Robert Anger grew up amid the beauty of Vermont. He was happiest doing outside activities, such as fishing, swimming and basketball at his family’s camp on Lake Champlain. But Robert struggled with learning disabilities in school and dropped out at 17, although he earned his GED. After school, he also found it difficult to hold down a job. He worked construction or factory jobs for a few weeks before he quit or was fired.
Robert started using marijuana and alcohol as a teen, and was arrested for possession of both. He first tried oxycontin when he was 19. He soon found himself addicted, needing it on a daily basis. At that point, Robert began to sell cocaine to support his drug addiction. When oxycontin was not available, he turned to heroin to prevent withdrawal. Each time he tried to quit using drugs, he became very sick and resumed his drug use. Only his brother and his girlfriend saw him use drugs and knew about his addiction.
In 2004, Robert drove from Vermont to Massachusetts, where he had arranged to buy $15,000 worth of cocaine in Springfield. He planned to resell most of it to support his $300/day oxycontin addiction. The area was under police surveillance and officers intervened midway through the transaction, arresting both Robert and his supplier. The supplier fled before their 2006 trial; only Robert was convicted of trafficking over 200 grams of cocaine. At sentencing, judge Judd J. Carhart stated, “I wish I had discretion” before sentencing 22-year old Robert to a mandatory minimum sentence of 15 years, based solely on the weight of the drugs. Due to the 2012 sentencing reforms, Robert is now eligible for parole after serving 12 years.
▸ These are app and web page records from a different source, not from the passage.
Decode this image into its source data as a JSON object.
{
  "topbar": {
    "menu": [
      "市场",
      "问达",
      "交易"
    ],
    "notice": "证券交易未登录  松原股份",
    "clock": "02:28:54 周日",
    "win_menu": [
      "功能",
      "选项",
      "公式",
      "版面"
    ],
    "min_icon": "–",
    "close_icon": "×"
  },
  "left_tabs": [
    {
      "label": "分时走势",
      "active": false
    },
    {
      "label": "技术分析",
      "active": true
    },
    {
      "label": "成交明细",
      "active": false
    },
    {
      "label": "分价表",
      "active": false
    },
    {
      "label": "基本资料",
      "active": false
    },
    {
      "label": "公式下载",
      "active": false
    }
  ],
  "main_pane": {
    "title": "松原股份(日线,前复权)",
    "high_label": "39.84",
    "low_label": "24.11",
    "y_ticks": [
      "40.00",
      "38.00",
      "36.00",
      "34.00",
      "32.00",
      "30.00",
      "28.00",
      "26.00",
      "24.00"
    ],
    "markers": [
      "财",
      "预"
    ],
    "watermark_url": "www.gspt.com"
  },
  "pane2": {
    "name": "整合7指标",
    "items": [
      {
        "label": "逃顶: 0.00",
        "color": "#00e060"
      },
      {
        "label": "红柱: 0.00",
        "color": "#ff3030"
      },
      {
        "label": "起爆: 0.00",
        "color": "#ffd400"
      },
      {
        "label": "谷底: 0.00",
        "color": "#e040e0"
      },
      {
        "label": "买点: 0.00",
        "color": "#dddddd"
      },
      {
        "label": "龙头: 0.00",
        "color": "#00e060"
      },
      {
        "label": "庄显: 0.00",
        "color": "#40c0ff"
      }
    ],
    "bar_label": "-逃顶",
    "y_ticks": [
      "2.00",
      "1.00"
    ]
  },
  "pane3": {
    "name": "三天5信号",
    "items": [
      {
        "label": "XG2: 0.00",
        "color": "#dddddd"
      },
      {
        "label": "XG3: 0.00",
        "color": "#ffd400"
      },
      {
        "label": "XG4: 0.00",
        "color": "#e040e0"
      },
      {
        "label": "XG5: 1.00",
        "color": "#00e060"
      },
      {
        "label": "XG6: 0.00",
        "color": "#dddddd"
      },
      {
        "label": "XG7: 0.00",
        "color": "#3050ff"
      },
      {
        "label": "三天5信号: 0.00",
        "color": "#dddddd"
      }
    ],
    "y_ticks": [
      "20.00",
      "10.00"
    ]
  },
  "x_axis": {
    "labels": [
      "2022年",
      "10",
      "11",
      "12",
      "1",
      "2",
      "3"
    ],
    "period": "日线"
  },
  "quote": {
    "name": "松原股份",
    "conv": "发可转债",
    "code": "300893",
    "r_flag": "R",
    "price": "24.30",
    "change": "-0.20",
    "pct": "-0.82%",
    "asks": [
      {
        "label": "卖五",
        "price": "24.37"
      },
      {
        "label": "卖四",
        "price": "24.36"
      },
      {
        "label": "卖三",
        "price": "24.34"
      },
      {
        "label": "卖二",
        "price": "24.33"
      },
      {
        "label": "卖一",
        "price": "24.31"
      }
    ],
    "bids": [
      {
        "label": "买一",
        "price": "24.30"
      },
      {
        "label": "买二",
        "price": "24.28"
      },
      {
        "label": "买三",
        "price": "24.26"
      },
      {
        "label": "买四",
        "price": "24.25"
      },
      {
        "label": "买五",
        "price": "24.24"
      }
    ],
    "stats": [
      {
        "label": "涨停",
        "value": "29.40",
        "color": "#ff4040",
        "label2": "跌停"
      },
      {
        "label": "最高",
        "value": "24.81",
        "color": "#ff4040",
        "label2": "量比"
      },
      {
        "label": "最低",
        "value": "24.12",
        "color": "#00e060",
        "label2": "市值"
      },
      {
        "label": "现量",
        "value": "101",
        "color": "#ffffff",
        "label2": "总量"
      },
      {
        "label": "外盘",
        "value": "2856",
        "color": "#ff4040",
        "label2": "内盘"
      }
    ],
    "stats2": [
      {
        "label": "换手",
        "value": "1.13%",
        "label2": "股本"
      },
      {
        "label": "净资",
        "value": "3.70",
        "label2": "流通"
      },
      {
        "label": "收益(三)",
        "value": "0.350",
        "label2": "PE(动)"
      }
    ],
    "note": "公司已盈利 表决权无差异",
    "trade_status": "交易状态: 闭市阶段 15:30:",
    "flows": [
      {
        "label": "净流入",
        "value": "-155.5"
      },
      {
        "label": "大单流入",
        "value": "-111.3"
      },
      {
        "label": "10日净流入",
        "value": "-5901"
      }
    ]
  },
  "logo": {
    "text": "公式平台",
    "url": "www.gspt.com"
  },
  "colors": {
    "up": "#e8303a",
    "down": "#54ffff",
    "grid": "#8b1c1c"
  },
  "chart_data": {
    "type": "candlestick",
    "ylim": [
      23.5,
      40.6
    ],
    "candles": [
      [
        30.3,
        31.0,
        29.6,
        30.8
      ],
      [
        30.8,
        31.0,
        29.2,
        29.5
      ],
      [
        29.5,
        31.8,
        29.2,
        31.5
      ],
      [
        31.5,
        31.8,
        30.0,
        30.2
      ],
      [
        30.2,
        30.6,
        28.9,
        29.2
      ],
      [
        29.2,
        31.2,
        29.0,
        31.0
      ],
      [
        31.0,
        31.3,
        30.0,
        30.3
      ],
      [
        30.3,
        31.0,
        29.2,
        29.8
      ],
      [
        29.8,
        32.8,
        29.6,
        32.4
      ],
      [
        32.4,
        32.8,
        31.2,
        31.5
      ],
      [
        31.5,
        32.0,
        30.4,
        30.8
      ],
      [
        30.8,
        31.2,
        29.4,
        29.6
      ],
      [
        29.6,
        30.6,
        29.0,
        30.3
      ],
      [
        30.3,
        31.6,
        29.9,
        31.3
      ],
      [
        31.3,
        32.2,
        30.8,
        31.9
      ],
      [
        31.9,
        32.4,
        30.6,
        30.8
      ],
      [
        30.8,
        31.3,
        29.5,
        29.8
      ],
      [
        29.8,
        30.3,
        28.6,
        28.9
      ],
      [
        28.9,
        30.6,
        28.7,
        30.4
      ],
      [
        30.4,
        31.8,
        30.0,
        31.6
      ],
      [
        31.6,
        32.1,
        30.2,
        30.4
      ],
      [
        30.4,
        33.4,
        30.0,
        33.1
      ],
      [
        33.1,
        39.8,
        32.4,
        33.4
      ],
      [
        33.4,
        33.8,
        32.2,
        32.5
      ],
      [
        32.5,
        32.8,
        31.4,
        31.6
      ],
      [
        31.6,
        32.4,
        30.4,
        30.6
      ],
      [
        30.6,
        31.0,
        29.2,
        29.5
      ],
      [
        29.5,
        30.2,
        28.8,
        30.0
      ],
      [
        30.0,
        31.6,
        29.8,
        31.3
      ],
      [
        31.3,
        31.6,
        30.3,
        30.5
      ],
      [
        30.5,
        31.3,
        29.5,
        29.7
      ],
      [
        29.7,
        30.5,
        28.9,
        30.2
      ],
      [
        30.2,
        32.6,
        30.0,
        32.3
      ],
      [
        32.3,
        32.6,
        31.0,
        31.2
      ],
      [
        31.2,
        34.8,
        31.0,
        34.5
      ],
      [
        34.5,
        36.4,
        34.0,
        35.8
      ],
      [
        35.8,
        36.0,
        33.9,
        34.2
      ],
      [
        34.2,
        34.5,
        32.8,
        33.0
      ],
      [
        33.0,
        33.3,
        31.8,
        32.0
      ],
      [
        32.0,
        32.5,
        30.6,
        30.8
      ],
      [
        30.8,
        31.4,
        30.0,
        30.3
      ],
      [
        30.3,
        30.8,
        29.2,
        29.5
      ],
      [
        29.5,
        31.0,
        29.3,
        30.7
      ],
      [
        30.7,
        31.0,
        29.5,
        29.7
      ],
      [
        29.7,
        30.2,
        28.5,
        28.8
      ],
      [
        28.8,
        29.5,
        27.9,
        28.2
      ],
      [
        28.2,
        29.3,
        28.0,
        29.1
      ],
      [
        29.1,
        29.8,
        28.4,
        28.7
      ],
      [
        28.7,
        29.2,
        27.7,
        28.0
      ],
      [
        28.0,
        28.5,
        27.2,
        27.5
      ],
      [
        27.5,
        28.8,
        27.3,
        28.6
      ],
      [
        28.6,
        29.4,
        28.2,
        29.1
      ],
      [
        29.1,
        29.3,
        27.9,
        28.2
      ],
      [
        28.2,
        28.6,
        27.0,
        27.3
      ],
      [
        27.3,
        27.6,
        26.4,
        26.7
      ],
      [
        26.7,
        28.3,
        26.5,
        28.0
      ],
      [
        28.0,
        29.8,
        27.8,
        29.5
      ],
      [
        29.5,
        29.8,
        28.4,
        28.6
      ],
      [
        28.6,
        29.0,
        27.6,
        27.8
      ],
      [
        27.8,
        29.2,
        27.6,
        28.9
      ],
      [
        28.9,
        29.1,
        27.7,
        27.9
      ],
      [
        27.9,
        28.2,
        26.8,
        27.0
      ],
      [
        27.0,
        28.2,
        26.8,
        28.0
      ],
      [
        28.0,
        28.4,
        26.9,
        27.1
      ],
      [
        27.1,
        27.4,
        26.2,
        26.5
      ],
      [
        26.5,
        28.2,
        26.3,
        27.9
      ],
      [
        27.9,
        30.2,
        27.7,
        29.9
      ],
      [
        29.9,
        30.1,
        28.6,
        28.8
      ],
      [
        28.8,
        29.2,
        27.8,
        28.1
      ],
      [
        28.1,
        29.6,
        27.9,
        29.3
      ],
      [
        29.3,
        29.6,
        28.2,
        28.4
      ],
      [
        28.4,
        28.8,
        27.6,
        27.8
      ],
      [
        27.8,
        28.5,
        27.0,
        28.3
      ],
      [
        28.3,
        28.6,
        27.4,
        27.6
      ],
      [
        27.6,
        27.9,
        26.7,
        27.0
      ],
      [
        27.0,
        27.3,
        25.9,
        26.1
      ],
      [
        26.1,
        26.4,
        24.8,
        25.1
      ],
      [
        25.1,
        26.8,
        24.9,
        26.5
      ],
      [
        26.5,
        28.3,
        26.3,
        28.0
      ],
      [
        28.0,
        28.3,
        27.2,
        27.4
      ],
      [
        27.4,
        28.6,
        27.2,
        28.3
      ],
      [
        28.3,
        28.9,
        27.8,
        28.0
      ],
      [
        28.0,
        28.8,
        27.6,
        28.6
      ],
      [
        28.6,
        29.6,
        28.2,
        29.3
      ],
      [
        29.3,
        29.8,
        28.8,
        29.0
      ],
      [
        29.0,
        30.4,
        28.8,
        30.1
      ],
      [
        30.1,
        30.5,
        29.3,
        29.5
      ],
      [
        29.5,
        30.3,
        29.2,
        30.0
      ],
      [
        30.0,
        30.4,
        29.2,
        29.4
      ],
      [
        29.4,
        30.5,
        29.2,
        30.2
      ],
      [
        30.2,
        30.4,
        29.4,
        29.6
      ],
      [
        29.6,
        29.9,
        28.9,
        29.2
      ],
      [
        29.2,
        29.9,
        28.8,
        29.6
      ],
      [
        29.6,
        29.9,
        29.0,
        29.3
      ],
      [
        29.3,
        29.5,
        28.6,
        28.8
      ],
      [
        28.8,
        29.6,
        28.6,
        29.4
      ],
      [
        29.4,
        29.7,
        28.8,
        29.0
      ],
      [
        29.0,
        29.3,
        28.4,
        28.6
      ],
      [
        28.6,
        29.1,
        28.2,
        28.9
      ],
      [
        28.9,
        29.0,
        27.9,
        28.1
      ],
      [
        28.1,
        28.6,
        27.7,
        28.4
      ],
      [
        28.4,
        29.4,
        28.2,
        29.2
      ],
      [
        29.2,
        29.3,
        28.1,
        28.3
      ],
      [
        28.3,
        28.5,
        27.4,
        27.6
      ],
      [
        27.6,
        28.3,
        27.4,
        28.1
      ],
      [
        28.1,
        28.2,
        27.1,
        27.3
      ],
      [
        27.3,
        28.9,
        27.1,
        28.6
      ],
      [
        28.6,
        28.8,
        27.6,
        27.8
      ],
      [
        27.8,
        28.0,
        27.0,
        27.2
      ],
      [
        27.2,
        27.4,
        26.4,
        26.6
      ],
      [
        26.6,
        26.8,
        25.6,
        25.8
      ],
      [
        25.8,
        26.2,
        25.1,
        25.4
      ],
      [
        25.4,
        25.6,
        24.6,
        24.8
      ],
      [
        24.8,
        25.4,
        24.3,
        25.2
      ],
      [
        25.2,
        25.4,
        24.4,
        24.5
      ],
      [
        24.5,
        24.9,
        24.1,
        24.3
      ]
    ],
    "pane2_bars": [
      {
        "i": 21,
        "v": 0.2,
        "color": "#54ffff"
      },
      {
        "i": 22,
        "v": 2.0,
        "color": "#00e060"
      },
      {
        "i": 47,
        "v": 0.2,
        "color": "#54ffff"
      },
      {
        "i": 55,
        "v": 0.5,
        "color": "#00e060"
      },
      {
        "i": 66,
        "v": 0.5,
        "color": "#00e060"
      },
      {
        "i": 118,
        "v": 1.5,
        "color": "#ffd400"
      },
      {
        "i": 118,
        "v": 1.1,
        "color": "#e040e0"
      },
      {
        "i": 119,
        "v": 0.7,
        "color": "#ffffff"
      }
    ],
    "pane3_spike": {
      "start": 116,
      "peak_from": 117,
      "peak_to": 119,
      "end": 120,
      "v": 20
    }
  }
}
While out on bail after his arrest, Robert decided to change his life. With much support from his girlfriend and family, he was able to quit using oxycontin and heroin. “That was probably the hardest thing I’ve ever done,” recalls Robert, “but I am proud that I was able to do it.” He also held down a steady job making furniture. His employer wrote a letter to the sentencing judge, describing Robert as industrious and reliable and stating his willingness to rehire him.
Robert’s family has been a strong source of support. They drive the nine-hour roundtrip each month to visit him. His mother frequently sends photos of the Vermont wilderness, sometimes getting up before dawn so she can photograph the sunrise. In 2008, Robert’s brother wrote to Governor Patrick, noting that Robert’s extreme sentence was longer than the national average for time served for murder. Robert is studying in order to take college level courses. Upon his release he would like to continue his education and get a job, perhaps working with at-risk teenagers. As he says, “Maybe they would listen to someone who has already lived through bad choices.”
The Facts: Robert Anger
Sentence: 15 years
Offense: Trafficking in cocaine
Priors: Marijuana possession
Year sentenced: 2006
Age at sentencing: 22
Projected release date: 2021
Eligible for parole: 2018